Data supplied START

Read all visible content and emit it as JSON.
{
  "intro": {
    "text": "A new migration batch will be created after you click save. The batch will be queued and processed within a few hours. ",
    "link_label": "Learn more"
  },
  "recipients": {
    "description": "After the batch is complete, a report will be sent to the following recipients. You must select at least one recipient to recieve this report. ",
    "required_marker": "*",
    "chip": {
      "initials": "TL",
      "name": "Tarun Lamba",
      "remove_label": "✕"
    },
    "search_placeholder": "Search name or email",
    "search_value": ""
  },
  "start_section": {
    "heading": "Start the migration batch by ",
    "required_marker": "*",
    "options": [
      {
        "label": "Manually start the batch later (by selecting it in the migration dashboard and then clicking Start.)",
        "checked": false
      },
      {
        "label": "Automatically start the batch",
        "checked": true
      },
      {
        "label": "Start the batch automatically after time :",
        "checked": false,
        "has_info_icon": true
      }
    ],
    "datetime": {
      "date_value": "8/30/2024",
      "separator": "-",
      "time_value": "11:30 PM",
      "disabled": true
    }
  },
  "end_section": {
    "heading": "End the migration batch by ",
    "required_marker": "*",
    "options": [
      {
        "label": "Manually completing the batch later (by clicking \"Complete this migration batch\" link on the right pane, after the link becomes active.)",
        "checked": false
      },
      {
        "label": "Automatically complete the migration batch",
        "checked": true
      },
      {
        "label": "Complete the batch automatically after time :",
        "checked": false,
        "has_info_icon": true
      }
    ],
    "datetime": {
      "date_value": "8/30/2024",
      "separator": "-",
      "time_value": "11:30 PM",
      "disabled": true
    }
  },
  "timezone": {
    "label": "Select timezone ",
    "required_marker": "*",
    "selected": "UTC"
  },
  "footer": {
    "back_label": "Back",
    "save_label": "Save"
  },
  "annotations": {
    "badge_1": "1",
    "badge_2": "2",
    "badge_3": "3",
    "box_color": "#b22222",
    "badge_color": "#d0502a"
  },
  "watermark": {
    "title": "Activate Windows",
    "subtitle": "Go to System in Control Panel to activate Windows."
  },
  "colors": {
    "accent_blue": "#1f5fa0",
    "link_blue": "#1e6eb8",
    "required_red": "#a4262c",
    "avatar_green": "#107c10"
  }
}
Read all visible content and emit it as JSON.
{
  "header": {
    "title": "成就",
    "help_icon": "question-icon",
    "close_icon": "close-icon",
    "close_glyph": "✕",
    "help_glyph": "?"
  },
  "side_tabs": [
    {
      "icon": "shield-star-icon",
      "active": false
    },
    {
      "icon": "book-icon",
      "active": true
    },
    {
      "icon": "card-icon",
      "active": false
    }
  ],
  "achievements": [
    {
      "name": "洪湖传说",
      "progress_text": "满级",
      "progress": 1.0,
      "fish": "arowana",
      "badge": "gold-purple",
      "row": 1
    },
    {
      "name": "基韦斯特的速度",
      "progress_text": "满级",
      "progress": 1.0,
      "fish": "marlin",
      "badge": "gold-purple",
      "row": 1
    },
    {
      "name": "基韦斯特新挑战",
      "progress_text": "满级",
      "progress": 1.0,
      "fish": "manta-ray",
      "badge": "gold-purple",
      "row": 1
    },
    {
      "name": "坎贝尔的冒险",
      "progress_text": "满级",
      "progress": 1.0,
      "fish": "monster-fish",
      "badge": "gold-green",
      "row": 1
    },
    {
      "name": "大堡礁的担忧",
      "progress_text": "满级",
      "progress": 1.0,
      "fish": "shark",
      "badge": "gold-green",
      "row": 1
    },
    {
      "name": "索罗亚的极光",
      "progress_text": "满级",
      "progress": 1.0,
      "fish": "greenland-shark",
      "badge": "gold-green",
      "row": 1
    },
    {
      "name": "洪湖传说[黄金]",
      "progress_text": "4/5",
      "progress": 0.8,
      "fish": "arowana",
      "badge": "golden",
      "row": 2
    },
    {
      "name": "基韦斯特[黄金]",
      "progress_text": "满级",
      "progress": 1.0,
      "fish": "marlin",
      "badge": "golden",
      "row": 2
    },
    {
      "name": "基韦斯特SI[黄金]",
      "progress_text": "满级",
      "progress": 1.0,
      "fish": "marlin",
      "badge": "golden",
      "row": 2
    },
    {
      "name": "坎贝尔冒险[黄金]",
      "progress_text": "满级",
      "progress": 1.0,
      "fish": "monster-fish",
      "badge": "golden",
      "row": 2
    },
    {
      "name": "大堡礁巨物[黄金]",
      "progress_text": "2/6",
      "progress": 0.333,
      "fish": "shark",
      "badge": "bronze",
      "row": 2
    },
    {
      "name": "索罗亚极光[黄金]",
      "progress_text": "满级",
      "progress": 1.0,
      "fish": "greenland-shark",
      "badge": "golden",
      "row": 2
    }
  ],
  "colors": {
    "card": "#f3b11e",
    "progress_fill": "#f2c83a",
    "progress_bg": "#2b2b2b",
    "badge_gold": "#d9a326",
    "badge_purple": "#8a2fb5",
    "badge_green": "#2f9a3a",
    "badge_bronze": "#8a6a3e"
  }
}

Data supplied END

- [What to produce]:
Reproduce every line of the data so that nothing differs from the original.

- [Response for this exercise]:
Read all visible content and emit it as JSON.
{
  "intro": {
    "text": "A new migration batch will be created after you click save. The batch will be queued and processed within a few hours. ",
    "link_label": "Learn more"
  },
  "recipients": {
    "description": "After the batch is complete, a report will be sent to the following recipients. You must select at least one recipient to recieve this report. ",
    "required_marker": "*",
    "chip": {
      "initials": "TL",
      "name": "Tarun Lamba",
      "remove_label": "✕"
    },
    "search_placeholder": "Search name or email",
    "search_value": ""
  },
  "start_section": {
    "heading": "Start the migration batch by ",
    "required_marker": "*",
    "options": [
      {
        "label": "Manually start the batch later (by selecting it in the migration dashboard and then clicking Start.)",
        "checked": false
      },
      {
        "label": "Automatically start the batch",
        "checked": true
      },
      {
        "label": "Start the batch automatically after time :",
        "checked": false,
        "has_info_icon": true
      }
    ],
    "datetime": {
      "date_value": "8/30/2024",
      "separator": "-",
      "time_value": "11:30 PM",
      "disabled": true
    }
  },
  "end_section": {
    "heading": "End the migration batch by ",
    "required_marker": "*",
    "options": [
      {
        "label": "Manually completing the batch later (by clicking \"Complete this migration batch\" link on the right pane, after the link becomes active.)",
        "checked": false
      },
      {
        "label": "Automatically complete the migration batch",
        "checked": true
      },
      {
        "label": "Complete the batch automatically after time :",
        "checked": false,
        "has_info_icon": true
      }
    ],
    "datetime": {
      "date_value": "8/30/2024",
      "separator": "-",
      "time_value": "11:30 PM",
      "disabled": true
    }
  },
  "timezone": {
    "label": "Select timezone ",
    "required_marker": "*",
    "selected": "UTC"
  },
  "footer": {
    "back_label": "Back",
    "save_label": "Save"
  },
  "annotations": {
    "badge_1": "1",
    "badge_2": "2",
    "badge_3": "3",
    "box_color": "#b22222",
    "badge_color": "#d0502a"
  },
  "watermark": {
    "title": "Activate Windows",
    "subtitle": "Go to System in Control Panel to activate Windows."
  },
  "colors": {
    "accent_blue": "#1f5fa0",
    "link_blue": "#1e6eb8",
    "required_red": "#a4262c",
    "avatar_green": "#107c10"
  }
}
Read all visible content and emit it as JSON.
{
  "header": {
    "title": "成就",
    "help_icon": "question-icon",
    "close_icon": "close-icon",
    "close_glyph": "✕",
    "help_glyph": "?"
  },
  "side_tabs": [
    {
      "icon": "shield-star-icon",
      "active": false
    },
    {
      "icon": "book-icon",
      "active": true
    },
    {
      "icon": "card-icon",
      "active": false
    }
  ],
  "achievements": [
    {
      "name": "洪湖传说",
      "progress_text": "满级",
      "progress": 1.0,
      "fish": "arowana",
      "badge": "gold-purple",
      "row": 1
    },
    {
      "name": "基韦斯特的速度",
      "progress_text": "满级",
      "progress": 1.0,
      "fish": "marlin",
      "badge": "gold-purple",
      "row": 1
    },
    {
      "name": "基韦斯特新挑战",
      "progress_text": "满级",
      "progress": 1.0,
      "fish": "manta-ray",
      "badge": "gold-purple",
      "row": 1
    },
    {
      "name": "坎贝尔的冒险",
      "progress_text": "满级",
      "progress": 1.0,
      "fish": "monster-fish",
      "badge": "gold-green",
      "row": 1
    },
    {
      "name": "大堡礁的担忧",
      "progress_text": "满级",
      "progress": 1.0,
      "fish": "shark",
      "badge": "gold-green",
      "row": 1
    },
    {
      "name": "索罗亚的极光",
      "progress_text": "满级",
      "progress": 1.0,
      "fish": "greenland-shark",
      "badge": "gold-green",
      "row": 1
    },
    {
      "name": "洪湖传说[黄金]",
      "progress_text": "4/5",
      "progress": 0.8,
      "fish": "arowana",
      "badge": "golden",
      "row": 2
    },
    {
      "name": "基韦斯特[黄金]",
      "progress_text": "满级",
      "progress": 1.0,
      "fish": "marlin",
      "badge": "golden",
      "row": 2
    },
    {
      "name": "基韦斯特SI[黄金]",
      "progress_text": "满级",
      "progress": 1.0,
      "fish": "marlin",
      "badge": "golden",
      "row": 2
    },
    {
      "name": "坎贝尔冒险[黄金]",
      "progress_text": "满级",
      "progress": 1.0,
      "fish": "monster-fish",
      "badge": "golden",
      "row": 2
    },
    {
      "name": "大堡礁巨物[黄金]",
      "progress_text": "2/6",
      "progress": 0.333,
      "fish": "shark",
      "badge": "bronze",
      "row": 2
    },
    {
      "name": "索罗亚极光[黄金]",
      "progress_text": "满级",
      "progress": 1.0,
      "fish": "greenland-shark",
      "badge": "golden",
      "row": 2
    }
  ],
  "colors": {
    "card": "#f3b11e",
    "progress_fill": "#f2c83a",
    "progress_bg": "#2b2b2b",
    "badge_gold": "#d9a326",
    "badge_purple": "#8a2fb5",
    "badge_green": "#2f9a3a",
    "badge_bronze": "#8a6a3e"
  }
}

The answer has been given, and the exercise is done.